* **Required action**
Write the following entries out again exactly, skipping each image.

(Recorded data)
------------------------------

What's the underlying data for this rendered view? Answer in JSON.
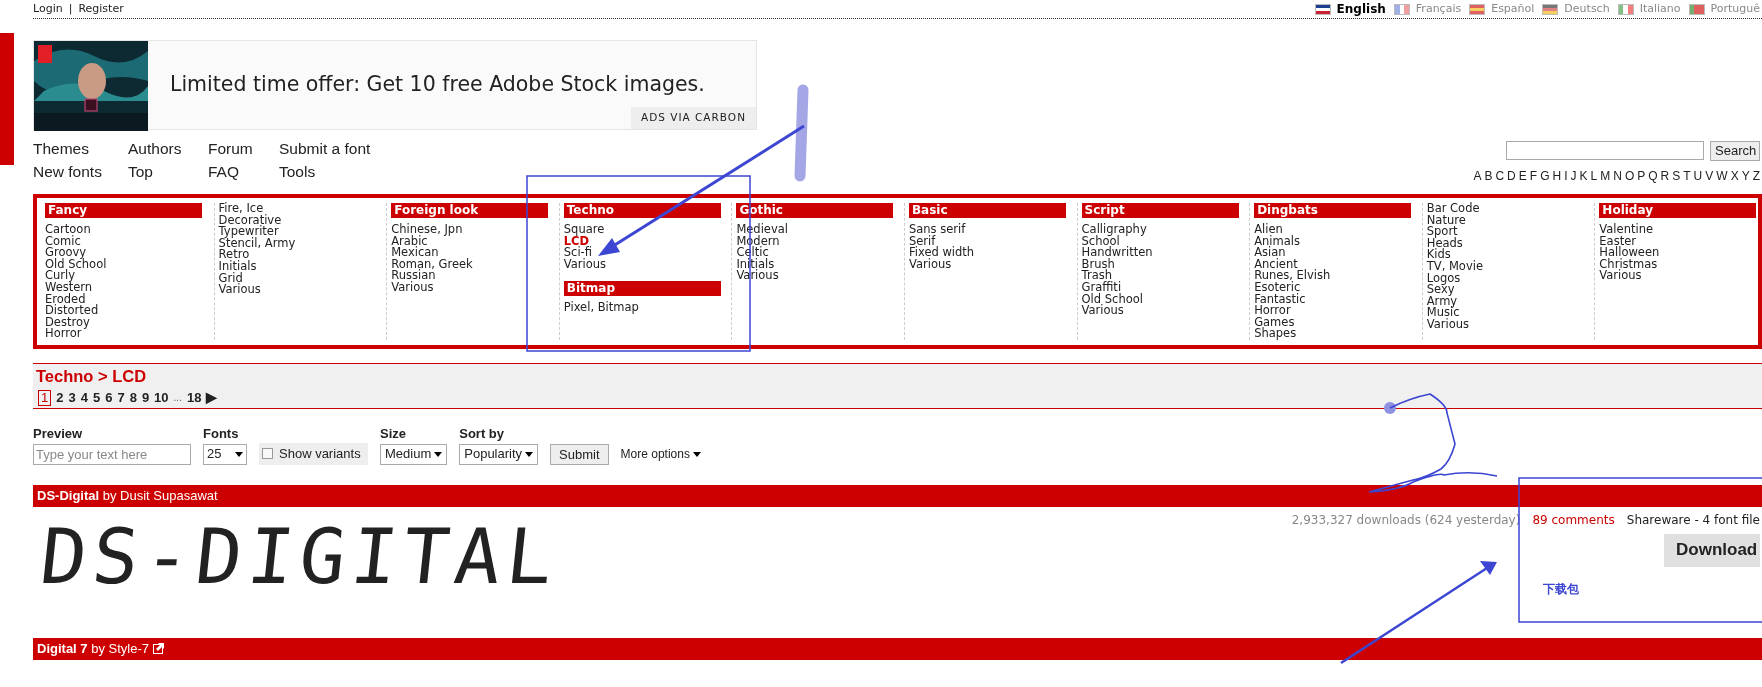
{
  "account_links": [
    {
      "label": "Login"
    },
    {
      "label": "Register"
    }
  ],
  "account_separator": "|",
  "languages": [
    {
      "label": "English",
      "kind": "uk",
      "selected": true
    },
    {
      "label": "Français",
      "kind": "fr",
      "selected": false
    },
    {
      "label": "Español",
      "kind": "es",
      "selected": false
    },
    {
      "label": "Deutsch",
      "kind": "de",
      "selected": false
    },
    {
      "label": "Italiano",
      "kind": "it",
      "selected": false
    },
    {
      "label": "Portuguê",
      "kind": "pt",
      "selected": false
    }
  ],
  "ad": {
    "headline": "Limited time offer: Get 10 free Adobe Stock images.",
    "badge": "ADS VIA CARBON"
  },
  "nav": [
    [
      "Themes",
      "New fonts"
    ],
    [
      "Authors",
      "Top"
    ],
    [
      "Forum",
      "FAQ"
    ],
    [
      "Submit a font",
      "Tools"
    ]
  ],
  "search": {
    "button": "Search"
  },
  "alphabet": [
    "A",
    "B",
    "C",
    "D",
    "E",
    "F",
    "G",
    "H",
    "I",
    "J",
    "K",
    "L",
    "M",
    "N",
    "O",
    "P",
    "Q",
    "R",
    "S",
    "T",
    "U",
    "V",
    "W",
    "X",
    "Y",
    "Z"
  ],
  "categories": [
    {
      "sections": [
        {
          "title": "Fancy",
          "items": [
            {
              "label": "Cartoon",
              "selected": false
            },
            {
              "label": "Comic",
              "selected": false
            },
            {
              "label": "Groovy",
              "selected": false
            },
            {
              "label": "Old School",
              "selected": false
            },
            {
              "label": "Curly",
              "selected": false
            },
            {
              "label": "Western",
              "selected": false
            },
            {
              "label": "Eroded",
              "selected": false
            },
            {
              "label": "Distorted",
              "selected": false
            },
            {
              "label": "Destroy",
              "selected": false
            },
            {
              "label": "Horror",
              "selected": false
            }
          ]
        }
      ]
    },
    {
      "sections": [
        {
          "items": [
            {
              "label": "Fire, Ice",
              "selected": false
            },
            {
              "label": "Decorative",
              "selected": false
            },
            {
              "label": "Typewriter",
              "selected": false
            },
            {
              "label": "Stencil, Army",
              "selected": false
            },
            {
              "label": "Retro",
              "selected": false
            },
            {
              "label": "Initials",
              "selected": false
            },
            {
              "label": "Grid",
              "selected": false
            },
            {
              "label": "Various",
              "selected": false
            }
          ]
        }
      ]
    },
    {
      "sections": [
        {
          "title": "Foreign look",
          "items": [
            {
              "label": "Chinese, Jpn",
              "selected": false
            },
            {
              "label": "Arabic",
              "selected": false
            },
            {
              "label": "Mexican",
              "selected": false
            },
            {
              "label": "Roman, Greek",
              "selected": false
            },
            {
              "label": "Russian",
              "selected": false
            },
            {
              "label": "Various",
              "selected": false
            }
          ]
        }
      ]
    },
    {
      "sections": [
        {
          "title": "Techno",
          "items": [
            {
              "label": "Square",
              "selected": false
            },
            {
              "label": "LCD",
              "selected": true
            },
            {
              "label": "Sci-fi",
              "selected": false
            },
            {
              "label": "Various",
              "selected": false
            }
          ]
        },
        {
          "title": "Bitmap",
          "items": [
            {
              "label": "Pixel, Bitmap",
              "selected": false
            }
          ]
        }
      ]
    },
    {
      "sections": [
        {
          "title": "Gothic",
          "items": [
            {
              "label": "Medieval",
              "selected": false
            },
            {
              "label": "Modern",
              "selected": false
            },
            {
              "label": "Celtic",
              "selected": false
            },
            {
              "label": "Initials",
              "selected": false
            },
            {
              "label": "Various",
              "selected": false
            }
          ]
        }
      ]
    },
    {
      "sections": [
        {
          "title": "Basic",
          "items": [
            {
              "label": "Sans serif",
              "selected": false
            },
            {
              "label": "Serif",
              "selected": false
            },
            {
              "label": "Fixed width",
              "selected": false
            },
            {
              "label": "Various",
              "selected": false
            }
          ]
        }
      ]
    },
    {
      "sections": [
        {
          "title": "Script",
          "items": [
            {
              "label": "Calligraphy",
              "selected": false
            },
            {
              "label": "School",
              "selected": false
            },
            {
              "label": "Handwritten",
              "selected": false
            },
            {
              "label": "Brush",
              "selected": false
            },
            {
              "label": "Trash",
              "selected": false
            },
            {
              "label": "Graffiti",
              "selected": false
            },
            {
              "label": "Old School",
              "selected": false
            },
            {
              "label": "Various",
              "selected": false
            }
          ]
        }
      ]
    },
    {
      "sections": [
        {
          "title": "Dingbats",
          "items": [
            {
              "label": "Alien",
              "selected": false
            },
            {
              "label": "Animals",
              "selected": false
            },
            {
              "label": "Asian",
              "selected": false
            },
            {
              "label": "Ancient",
              "selected": false
            },
            {
              "label": "Runes, Elvish",
              "selected": false
            },
            {
              "label": "Esoteric",
              "selected": false
            },
            {
              "label": "Fantastic",
              "selected": false
            },
            {
              "label": "Horror",
              "selected": false
            },
            {
              "label": "Games",
              "selected": false
            },
            {
              "label": "Shapes",
              "selected": false
            }
          ]
        }
      ]
    },
    {
      "sections": [
        {
          "items": [
            {
              "label": "Bar Code",
              "selected": false
            },
            {
              "label": "Nature",
              "selected": false
            },
            {
              "label": "Sport",
              "selected": false
            },
            {
              "label": "Heads",
              "selected": false
            },
            {
              "label": "Kids",
              "selected": false
            },
            {
              "label": "TV, Movie",
              "selected": false
            },
            {
              "label": "Logos",
              "selected": false
            },
            {
              "label": "Sexy",
              "selected": false
            },
            {
              "label": "Army",
              "selected": false
            },
            {
              "label": "Music",
              "selected": false
            },
            {
              "label": "Various",
              "selected": false
            }
          ]
        }
      ]
    },
    {
      "sections": [
        {
          "title": "Holiday",
          "items": [
            {
              "label": "Valentine",
              "selected": false
            },
            {
              "label": "Easter",
              "selected": false
            },
            {
              "label": "Halloween",
              "selected": false
            },
            {
              "label": "Christmas",
              "selected": false
            },
            {
              "label": "Various",
              "selected": false
            }
          ]
        }
      ]
    }
  ],
  "breadcrumb": "Techno > LCD",
  "pages": [
    {
      "label": "1",
      "selected": true
    },
    {
      "label": "2",
      "selected": false
    },
    {
      "label": "3",
      "selected": false
    },
    {
      "label": "4",
      "selected": false
    },
    {
      "label": "5",
      "selected": false
    },
    {
      "label": "6",
      "selected": false
    },
    {
      "label": "7",
      "selected": false
    },
    {
      "label": "8",
      "selected": false
    },
    {
      "label": "9",
      "selected": false
    },
    {
      "label": "10",
      "selected": false
    },
    {
      "label": "...",
      "kind": "gap"
    },
    {
      "label": "18",
      "selected": false
    },
    {
      "label": "▶",
      "kind": "next"
    }
  ],
  "filters": {
    "preview": {
      "label": "Preview",
      "placeholder": "Type your text here"
    },
    "fonts": {
      "label": "Fonts",
      "value": "25"
    },
    "show_variants": {
      "label": "Show variants",
      "checked": false
    },
    "size": {
      "label": "Size",
      "value": "Medium"
    },
    "sort": {
      "label": "Sort by",
      "value": "Popularity"
    },
    "submit": "Submit",
    "more_options": "More options"
  },
  "fonts": [
    {
      "title": "**DS-Digital** by Dusit Supasawat",
      "external_link": false,
      "downloads": "2,933,327 downloads (624 yesterday)",
      "comments": "89 comments",
      "license": "Shareware - 4 font file",
      "download": "Download",
      "preview": "DS-DIGITAL"
    },
    {
      "title": "**Digital 7** by Style-7",
      "external_link": true
    }
  ],
  "annotation_note": "下载包"
}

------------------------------

* **Response to the exercise**
What's the underlying data for this rendered view? Answer in JSON.
{
  "account_links": [
    {
      "label": "Login"
    },
    {
      "label": "Register"
    }
  ],
  "account_separator": "|",
  "languages": [
    {
      "label": "English",
      "kind": "uk",
      "selected": true
    },
    {
      "label": "Français",
      "kind": "fr",
      "selected": false
    },
    {
      "label": "Español",
      "kind": "es",
      "selected": false
    },
    {
      "label": "Deutsch",
      "kind": "de",
      "selected": false
    },
    {
      "label": "Italiano",
      "kind": "it",
      "selected": false
    },
    {
      "label": "Portuguê",
      "kind": "pt",
      "selected": false
    }
  ],
  "ad": {
    "headline": "Limited time offer: Get 10 free Adobe Stock images.",
    "badge": "ADS VIA CARBON"
  },
  "nav": [
    [
      "Themes",
      "New fonts"
    ],
    [
      "Authors",
      "Top"
    ],
    [
      "Forum",
      "FAQ"
    ],
    [
      "Submit a font",
      "Tools"
    ]
  ],
  "search": {
    "button": "Search"
  },
  "alphabet": [
    "A",
    "B",
    "C",
    "D",
    "E",
    "F",
    "G",
    "H",
    "I",
    "J",
    "K",
    "L",
    "M",
    "N",
    "O",
    "P",
    "Q",
    "R",
    "S",
    "T",
    "U",
    "V",
    "W",
    "X",
    "Y",
    "Z"
  ],
  "categories": [
    {
      "sections": [
        {
          "title": "Fancy",
          "items": [
            {
              "label": "Cartoon",
              "selected": false
            },
            {
              "label": "Comic",
              "selected": false
            },
            {
              "label": "Groovy",
              "selected": false
            },
            {
              "label": "Old School",
              "selected": false
            },
            {
              "label": "Curly",
              "selected": false
            },
            {
              "label": "Western",
              "selected": false
            },
            {
              "label": "Eroded",
              "selected": false
            },
            {
              "label": "Distorted",
              "selected": false
            },
            {
              "label": "Destroy",
              "selected": false
            },
            {
              "label": "Horror",
              "selected": false
            }
          ]
        }
      ]
    },
    {
      "sections": [
        {
          "items": [
            {
              "label": "Fire, Ice",
              "selected": false
            },
            {
              "label": "Decorative",
              "selected": false
            },
            {
              "label": "Typewriter",
              "selected": false
            },
            {
              "label": "Stencil, Army",
              "selected": false
            },
            {
              "label": "Retro",
              "selected": false
            },
            {
              "label": "Initials",
              "selected": false
            },
            {
              "label": "Grid",
              "selected": false
            },
            {
              "label": "Various",
              "selected": false
            }
          ]
        }
      ]
    },
    {
      "sections": [
        {
          "title": "Foreign look",
          "items": [
            {
              "label": "Chinese, Jpn",
              "selected": false
            },
            {
              "label": "Arabic",
              "selected": false
            },
            {
              "label": "Mexican",
              "selected": false
            },
            {
              "label": "Roman, Greek",
              "selected": false
            },
            {
              "label": "Russian",
              "selected": false
            },
            {
              "label": "Various",
              "selected": false
            }
          ]
        }
      ]
    },
    {
      "sections": [
        {
          "title": "Techno",
          "items": [
            {
              "label": "Square",
              "selected": false
            },
            {
              "label": "LCD",
              "selected": true
            },
            {
              "label": "Sci-fi",
              "selected": false
            },
            {
              "label": "Various",
              "selected": false
            }
          ]
        },
        {
          "title": "Bitmap",
          "items": [
            {
              "label": "Pixel, Bitmap",
              "selected": false
            }
          ]
        }
      ]
    },
    {
      "sections": [
        {
          "title": "Gothic",
          "items": [
            {
              "label": "Medieval",
              "selected": false
            },
            {
              "label": "Modern",
              "selected": false
            },
            {
              "label": "Celtic",
              "selected": false
            },
            {
              "label": "Initials",
              "selected": false
            },
            {
              "label": "Various",
              "selected": false
            }
          ]
        }
      ]
    },
    {
      "sections": [
        {
          "title": "Basic",
          "items": [
            {
              "label": "Sans serif",
              "selected": false
            },
            {
              "label": "Serif",
              "selected": false
            },
            {
              "label": "Fixed width",
              "selected": false
            },
            {
              "label": "Various",
              "selected": false
            }
          ]
        }
      ]
    },
    {
      "sections": [
        {
          "title": "Script",
          "items": [
            {
              "label": "Calligraphy",
              "selected": false
            },
            {
              "label": "School",
              "selected": false
            },
            {
              "label": "Handwritten",
              "selected": false
            },
            {
              "label": "Brush",
              "selected": false
            },
            {
              "label": "Trash",
              "selected": false
            },
            {
              "label": "Graffiti",
              "selected": false
            },
            {
              "label": "Old School",
              "selected": false
            },
            {
              "label": "Various",
              "selected": false
            }
          ]
        }
      ]
    },
    {
      "sections": [
        {
          "title": "Dingbats",
          "items": [
            {
              "label": "Alien",
              "selected": false
            },
            {
              "label": "Animals",
              "selected": false
            },
            {
              "label": "Asian",
              "selected": false
            },
            {
              "label": "Ancient",
              "selected": false
            },
            {
              "label": "Runes, Elvish",
              "selected": false
            },
            {
              "label": "Esoteric",
              "selected": false
            },
            {
              "label": "Fantastic",
              "selected": false
            },
            {
              "label": "Horror",
              "selected": false
            },
            {
              "label": "Games",
              "selected": false
            },
            {
              "label": "Shapes",
              "selected": false
            }
          ]
        }
      ]
    },
    {
      "sections": [
        {
          "items": [
            {
              "label": "Bar Code",
              "selected": false
            },
            {
              "label": "Nature",
              "selected": false
            },
            {
              "label": "Sport",
              "selected": false
            },
            {
              "label": "Heads",
              "selected": false
            },
            {
              "label": "Kids",
              "selected": false
            },
            {
              "label": "TV, Movie",
              "selected": false
            },
            {
              "label": "Logos",
              "selected": false
            },
            {
              "label": "Sexy",
              "selected": false
            },
            {
              "label": "Army",
              "selected": false
            },
            {
              "label": "Music",
              "selected": false
            },
            {
              "label": "Various",
              "selected": false
            }
          ]
        }
      ]
    },
    {
      "sections": [
        {
          "title": "Holiday",
          "items": [
            {
              "label": "Valentine",
              "selected": false
            },
            {
              "label": "Easter",
              "selected": false
            },
            {
              "label": "Halloween",
              "selected": false
            },
            {
              "label": "Christmas",
              "selected": false
            },
            {
              "label": "Various",
              "selected": false
            }
          ]
        }
      ]
    }
  ],
  "breadcrumb": "Techno > LCD",
  "pages": [
    {
      "label": "1",
      "selected": true
    },
    {
      "label": "2",
      "selected": false
    },
    {
      "label": "3",
      "selected": false
    },
    {
      "label": "4",
      "selected": false
    },
    {
      "label": "5",
      "selected": false
    },
    {
      "label": "6",
      "selected": false
    },
    {
      "label": "7",
      "selected": false
    },
    {
      "label": "8",
      "selected": false
    },
    {
      "label": "9",
      "selected": false
    },
    {
      "label": "10",
      "selected": false
    },
    {
      "label": "...",
      "kind": "gap"
    },
    {
      "label": "18",
      "selected": false
    },
    {
      "label": "▶",
      "kind": "next"
    }
  ],
  "filters": {
    "preview": {
      "label": "Preview",
      "placeholder": "Type your text here"
    },
    "fonts": {
      "label": "Fonts",
      "value": "25"
    },
    "show_variants": {
      "label": "Show variants",
      "checked": false
    },
    "size": {
      "label": "Size",
      "value": "Medium"
    },
    "sort": {
      "label": "Sort by",
      "value": "Popularity"
    },
    "submit": "Submit",
    "more_options": "More options"
  },
  "fonts": [
    {
      "title": "**DS-Digital** by Dusit Supasawat",
      "external_link": false,
      "downloads": "2,933,327 downloads (624 yesterday)",
      "comments": "89 comments",
      "license": "Shareware - 4 font file",
      "download": "Download",
      "preview": "DS-DIGITAL"
    },
    {
      "title": "**Digital 7** by Style-7",
      "external_link": true
    }
  ],
  "annotation_note": "下载包"
}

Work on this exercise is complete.